U.S. Retail Industry
The retail industry is a sector of the economy that is comprised of individuals and companies engaged in the selling of finished products to end user consumers. The United States has well-established distribution channels for all types of retail companies. The retail services industry provides an openly competitive environment that fosters strong business operations and spurs innovations that increase efficiency and reliability. In 2013, retail sales in the United States generated over 4.5 trillion U.S. dollars to the economy.

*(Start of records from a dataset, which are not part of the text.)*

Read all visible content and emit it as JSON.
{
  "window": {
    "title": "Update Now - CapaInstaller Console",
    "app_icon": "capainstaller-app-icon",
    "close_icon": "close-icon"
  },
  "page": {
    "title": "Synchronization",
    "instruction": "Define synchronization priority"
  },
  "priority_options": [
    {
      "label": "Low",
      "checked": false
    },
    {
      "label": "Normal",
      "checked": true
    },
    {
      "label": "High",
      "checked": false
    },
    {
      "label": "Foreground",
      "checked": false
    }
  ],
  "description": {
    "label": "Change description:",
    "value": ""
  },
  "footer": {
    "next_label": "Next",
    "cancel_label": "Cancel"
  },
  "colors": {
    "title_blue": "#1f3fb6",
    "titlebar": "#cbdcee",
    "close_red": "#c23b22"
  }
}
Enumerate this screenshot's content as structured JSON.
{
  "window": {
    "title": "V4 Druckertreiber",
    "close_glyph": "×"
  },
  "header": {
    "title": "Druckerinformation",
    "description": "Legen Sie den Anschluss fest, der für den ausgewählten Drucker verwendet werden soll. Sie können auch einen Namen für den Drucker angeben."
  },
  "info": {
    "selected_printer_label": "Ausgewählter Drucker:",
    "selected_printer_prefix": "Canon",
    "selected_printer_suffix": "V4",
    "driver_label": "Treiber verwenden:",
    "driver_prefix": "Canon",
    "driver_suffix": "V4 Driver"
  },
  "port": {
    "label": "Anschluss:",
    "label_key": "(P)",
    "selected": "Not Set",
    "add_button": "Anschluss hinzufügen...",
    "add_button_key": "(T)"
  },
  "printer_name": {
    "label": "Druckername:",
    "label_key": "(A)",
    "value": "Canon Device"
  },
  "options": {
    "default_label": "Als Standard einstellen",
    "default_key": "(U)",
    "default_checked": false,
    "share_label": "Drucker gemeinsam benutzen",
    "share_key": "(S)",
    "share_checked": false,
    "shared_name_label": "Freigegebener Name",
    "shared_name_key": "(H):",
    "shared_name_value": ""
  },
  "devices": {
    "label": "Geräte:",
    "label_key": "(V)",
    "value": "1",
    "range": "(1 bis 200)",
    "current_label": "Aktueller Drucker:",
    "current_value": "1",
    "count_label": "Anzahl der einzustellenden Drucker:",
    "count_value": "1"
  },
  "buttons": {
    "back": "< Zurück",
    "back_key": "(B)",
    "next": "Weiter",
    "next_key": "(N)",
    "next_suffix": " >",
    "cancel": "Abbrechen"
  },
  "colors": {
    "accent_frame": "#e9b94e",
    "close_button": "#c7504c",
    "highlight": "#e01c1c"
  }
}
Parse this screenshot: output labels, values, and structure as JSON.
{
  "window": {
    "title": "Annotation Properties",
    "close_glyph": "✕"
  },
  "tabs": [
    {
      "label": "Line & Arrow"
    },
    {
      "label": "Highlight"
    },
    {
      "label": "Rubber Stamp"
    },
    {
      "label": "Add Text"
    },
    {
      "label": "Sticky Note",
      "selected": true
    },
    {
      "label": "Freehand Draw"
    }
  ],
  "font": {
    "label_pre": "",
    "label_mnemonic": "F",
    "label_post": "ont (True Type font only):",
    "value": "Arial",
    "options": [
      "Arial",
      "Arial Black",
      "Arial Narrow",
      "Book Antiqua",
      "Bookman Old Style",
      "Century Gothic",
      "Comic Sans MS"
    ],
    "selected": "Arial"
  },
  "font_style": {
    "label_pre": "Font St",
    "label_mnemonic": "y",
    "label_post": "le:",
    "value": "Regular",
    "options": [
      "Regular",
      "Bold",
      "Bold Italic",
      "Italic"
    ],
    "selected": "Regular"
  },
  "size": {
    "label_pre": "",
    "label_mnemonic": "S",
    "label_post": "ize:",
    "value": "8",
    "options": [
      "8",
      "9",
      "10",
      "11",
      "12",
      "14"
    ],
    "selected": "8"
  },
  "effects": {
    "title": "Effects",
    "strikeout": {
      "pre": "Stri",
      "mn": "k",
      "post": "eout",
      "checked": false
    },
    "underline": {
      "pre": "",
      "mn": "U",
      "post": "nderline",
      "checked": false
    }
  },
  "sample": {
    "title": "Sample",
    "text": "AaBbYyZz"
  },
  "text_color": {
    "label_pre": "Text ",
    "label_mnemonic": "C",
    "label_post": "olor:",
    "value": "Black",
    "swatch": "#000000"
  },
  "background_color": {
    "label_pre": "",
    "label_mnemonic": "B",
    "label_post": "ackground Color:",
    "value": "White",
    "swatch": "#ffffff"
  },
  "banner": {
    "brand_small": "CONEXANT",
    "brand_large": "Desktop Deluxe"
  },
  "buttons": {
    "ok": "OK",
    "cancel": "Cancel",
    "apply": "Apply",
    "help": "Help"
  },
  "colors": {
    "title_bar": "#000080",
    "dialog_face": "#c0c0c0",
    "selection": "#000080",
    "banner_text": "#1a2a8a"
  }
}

In today’s retail environment, the phrase “customer is king” has never been more valid. They are better informed, more interactive and more selective than ever before. When price alone is no longer an assured differentiator, the experience must win out. Superior service, convenience, personalization, speedy delivery, and choice are what drive every sale and secure repeat business. In response, retailers, large and small, are turning to transformative technology and business model innovation to build omni-channel environments which seamlessly serve the empowered consumer, in-store, online, and on-the-go.
The retail and consumer sector continues to be driven largely by food and beverage transactions. 2013 saw the most positive value growth for the consumer foodservice industry between 2008-2013, however, improvement from the 2009 recession has not matched recovery from previous recessions in terms of the restaurant industry.
Because retail depends so vitally on the strength of the economy, and factors like job growth and interest rates, the economy in general will have to become healthy again before the retail sector can rebound fully. Particularly, retail sales related to homes, home improvement services and furniture need a rebound in the real estate market in order to turn around.